Every line of the material should be output exactly as written.

**RECORDS**.
- - - - -
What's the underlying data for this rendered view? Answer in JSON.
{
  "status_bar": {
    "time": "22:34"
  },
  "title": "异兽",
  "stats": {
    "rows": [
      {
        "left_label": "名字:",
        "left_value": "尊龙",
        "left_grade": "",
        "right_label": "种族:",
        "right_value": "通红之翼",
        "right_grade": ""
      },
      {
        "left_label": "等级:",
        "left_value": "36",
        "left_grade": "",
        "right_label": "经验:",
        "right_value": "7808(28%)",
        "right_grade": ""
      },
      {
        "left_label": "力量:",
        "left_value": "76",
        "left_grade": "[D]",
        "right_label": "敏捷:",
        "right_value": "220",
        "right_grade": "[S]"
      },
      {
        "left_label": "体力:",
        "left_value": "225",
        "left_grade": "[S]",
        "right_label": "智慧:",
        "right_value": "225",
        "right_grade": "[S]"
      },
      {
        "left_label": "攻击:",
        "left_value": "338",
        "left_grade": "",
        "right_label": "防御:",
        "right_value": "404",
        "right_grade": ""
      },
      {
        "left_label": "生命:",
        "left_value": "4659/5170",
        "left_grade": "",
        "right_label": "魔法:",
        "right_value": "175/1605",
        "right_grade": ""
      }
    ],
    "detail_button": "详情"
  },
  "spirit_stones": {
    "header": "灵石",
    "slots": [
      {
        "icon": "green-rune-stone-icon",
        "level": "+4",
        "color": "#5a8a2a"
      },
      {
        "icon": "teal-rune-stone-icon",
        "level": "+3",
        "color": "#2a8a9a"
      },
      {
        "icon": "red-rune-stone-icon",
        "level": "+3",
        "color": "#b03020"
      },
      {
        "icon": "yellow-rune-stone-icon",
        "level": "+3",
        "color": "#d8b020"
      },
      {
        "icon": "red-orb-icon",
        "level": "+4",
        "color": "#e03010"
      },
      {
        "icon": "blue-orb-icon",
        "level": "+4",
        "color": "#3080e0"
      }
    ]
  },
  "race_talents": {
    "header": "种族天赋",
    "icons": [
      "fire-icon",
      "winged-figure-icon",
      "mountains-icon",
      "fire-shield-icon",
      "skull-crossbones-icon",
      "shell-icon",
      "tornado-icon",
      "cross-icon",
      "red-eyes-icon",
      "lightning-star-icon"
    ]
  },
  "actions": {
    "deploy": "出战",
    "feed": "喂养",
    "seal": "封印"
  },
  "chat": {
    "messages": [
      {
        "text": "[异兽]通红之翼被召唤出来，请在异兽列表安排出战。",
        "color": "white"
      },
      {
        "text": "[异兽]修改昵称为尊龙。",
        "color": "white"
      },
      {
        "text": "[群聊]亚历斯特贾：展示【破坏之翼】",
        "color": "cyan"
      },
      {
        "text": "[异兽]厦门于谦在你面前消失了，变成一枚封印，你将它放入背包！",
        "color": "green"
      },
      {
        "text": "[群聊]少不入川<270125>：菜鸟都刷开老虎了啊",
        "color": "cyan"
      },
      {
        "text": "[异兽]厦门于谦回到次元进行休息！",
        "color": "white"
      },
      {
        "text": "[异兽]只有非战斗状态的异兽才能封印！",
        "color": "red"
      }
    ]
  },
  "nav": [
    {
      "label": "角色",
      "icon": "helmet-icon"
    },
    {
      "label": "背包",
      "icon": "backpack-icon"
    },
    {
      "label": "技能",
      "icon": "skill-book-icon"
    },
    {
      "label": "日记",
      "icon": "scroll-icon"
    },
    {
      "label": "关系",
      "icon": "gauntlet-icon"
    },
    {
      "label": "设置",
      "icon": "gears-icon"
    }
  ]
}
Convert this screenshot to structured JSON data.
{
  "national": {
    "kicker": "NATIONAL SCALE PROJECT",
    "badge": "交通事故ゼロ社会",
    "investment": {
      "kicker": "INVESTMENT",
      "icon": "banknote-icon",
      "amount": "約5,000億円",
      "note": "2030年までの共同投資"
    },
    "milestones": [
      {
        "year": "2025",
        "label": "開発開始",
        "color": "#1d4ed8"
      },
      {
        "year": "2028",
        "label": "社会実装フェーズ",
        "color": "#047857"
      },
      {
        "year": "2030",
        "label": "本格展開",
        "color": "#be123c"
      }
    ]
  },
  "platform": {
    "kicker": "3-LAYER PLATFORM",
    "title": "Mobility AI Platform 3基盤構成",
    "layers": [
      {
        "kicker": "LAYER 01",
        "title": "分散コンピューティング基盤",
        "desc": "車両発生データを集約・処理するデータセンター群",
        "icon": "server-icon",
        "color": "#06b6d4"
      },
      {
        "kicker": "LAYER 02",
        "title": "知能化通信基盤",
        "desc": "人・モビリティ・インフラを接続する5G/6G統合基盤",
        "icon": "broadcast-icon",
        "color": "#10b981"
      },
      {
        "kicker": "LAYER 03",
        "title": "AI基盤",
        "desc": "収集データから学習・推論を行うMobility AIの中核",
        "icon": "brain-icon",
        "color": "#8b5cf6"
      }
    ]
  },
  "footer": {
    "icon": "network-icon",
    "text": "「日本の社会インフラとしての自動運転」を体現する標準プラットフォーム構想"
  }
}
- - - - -
**COMPLETED EXERCISE**.
What's the underlying data for this rendered view? Answer in JSON.
{
  "status_bar": {
    "time": "22:34"
  },
  "title": "异兽",
  "stats": {
    "rows": [
      {
        "left_label": "名字:",
        "left_value": "尊龙",
        "left_grade": "",
        "right_label": "种族:",
        "right_value": "通红之翼",
        "right_grade": ""
      },
      {
        "left_label": "等级:",
        "left_value": "36",
        "left_grade": "",
        "right_label": "经验:",
        "right_value": "7808(28%)",
        "right_grade": ""
      },
      {
        "left_label": "力量:",
        "left_value": "76",
        "left_grade": "[D]",
        "right_label": "敏捷:",
        "right_value": "220",
        "right_grade": "[S]"
      },
      {
        "left_label": "体力:",
        "left_value": "225",
        "left_grade": "[S]",
        "right_label": "智慧:",
        "right_value": "225",
        "right_grade": "[S]"
      },
      {
        "left_label": "攻击:",
        "left_value": "338",
        "left_grade": "",
        "right_label": "防御:",
        "right_value": "404",
        "right_grade": ""
      },
      {
        "left_label": "生命:",
        "left_value": "4659/5170",
        "left_grade": "",
        "right_label": "魔法:",
        "right_value": "175/1605",
        "right_grade": ""
      }
    ],
    "detail_button": "详情"
  },
  "spirit_stones": {
    "header": "灵石",
    "slots": [
      {
        "icon": "green-rune-stone-icon",
        "level": "+4",
        "color": "#5a8a2a"
      },
      {
        "icon": "teal-rune-stone-icon",
        "level": "+3",
        "color": "#2a8a9a"
      },
      {
        "icon": "red-rune-stone-icon",
        "level": "+3",
        "color": "#b03020"
      },
      {
        "icon": "yellow-rune-stone-icon",
        "level": "+3",
        "color": "#d8b020"
      },
      {
        "icon": "red-orb-icon",
        "level": "+4",
        "color": "#e03010"
      },
      {
        "icon": "blue-orb-icon",
        "level": "+4",
        "color": "#3080e0"
      }
    ]
  },
  "race_talents": {
    "header": "种族天赋",
    "icons": [
      "fire-icon",
      "winged-figure-icon",
      "mountains-icon",
      "fire-shield-icon",
      "skull-crossbones-icon",
      "shell-icon",
      "tornado-icon",
      "cross-icon",
      "red-eyes-icon",
      "lightning-star-icon"
    ]
  },
  "actions": {
    "deploy": "出战",
    "feed": "喂养",
    "seal": "封印"
  },
  "chat": {
    "messages": [
      {
        "text": "[异兽]通红之翼被召唤出来，请在异兽列表安排出战。",
        "color": "white"
      },
      {
        "text": "[异兽]修改昵称为尊龙。",
        "color": "white"
      },
      {
        "text": "[群聊]亚历斯特贾：展示【破坏之翼】",
        "color": "cyan"
      },
      {
        "text": "[异兽]厦门于谦在你面前消失了，变成一枚封印，你将它放入背包！",
        "color": "green"
      },
      {
        "text": "[群聊]少不入川<270125>：菜鸟都刷开老虎了啊",
        "color": "cyan"
      },
      {
        "text": "[异兽]厦门于谦回到次元进行休息！",
        "color": "white"
      },
      {
        "text": "[异兽]只有非战斗状态的异兽才能封印！",
        "color": "red"
      }
    ]
  },
  "nav": [
    {
      "label": "角色",
      "icon": "helmet-icon"
    },
    {
      "label": "背包",
      "icon": "backpack-icon"
    },
    {
      "label": "技能",
      "icon": "skill-book-icon"
    },
    {
      "label": "日记",
      "icon": "scroll-icon"
    },
    {
      "label": "关系",
      "icon": "gauntlet-icon"
    },
    {
      "label": "设置",
      "icon": "gears-icon"
    }
  ]
}
Convert this screenshot to structured JSON data.
{
  "national": {
    "kicker": "NATIONAL SCALE PROJECT",
    "badge": "交通事故ゼロ社会",
    "investment": {
      "kicker": "INVESTMENT",
      "icon": "banknote-icon",
      "amount": "約5,000億円",
      "note": "2030年までの共同投資"
    },
    "milestones": [
      {
        "year": "2025",
        "label": "開発開始",
        "color": "#1d4ed8"
      },
      {
        "year": "2028",
        "label": "社会実装フェーズ",
        "color": "#047857"
      },
      {
        "year": "2030",
        "label": "本格展開",
        "color": "#be123c"
      }
    ]
  },
  "platform": {
    "kicker": "3-LAYER PLATFORM",
    "title": "Mobility AI Platform 3基盤構成",
    "layers": [
      {
        "kicker": "LAYER 01",
        "title": "分散コンピューティング基盤",
        "desc": "車両発生データを集約・処理するデータセンター群",
        "icon": "server-icon",
        "color": "#06b6d4"
      },
      {
        "kicker": "LAYER 02",
        "title": "知能化通信基盤",
        "desc": "人・モビリティ・インフラを接続する5G/6G統合基盤",
        "icon": "broadcast-icon",
        "color": "#10b981"
      },
      {
        "kicker": "LAYER 03",
        "title": "AI基盤",
        "desc": "収集データから学習・推論を行うMobility AIの中核",
        "icon": "brain-icon",
        "color": "#8b5cf6"
      }
    ]
  },
  "footer": {
    "icon": "network-icon",
    "text": "「日本の社会インフラとしての自動運転」を体現する標準プラットフォーム構想"
  }
}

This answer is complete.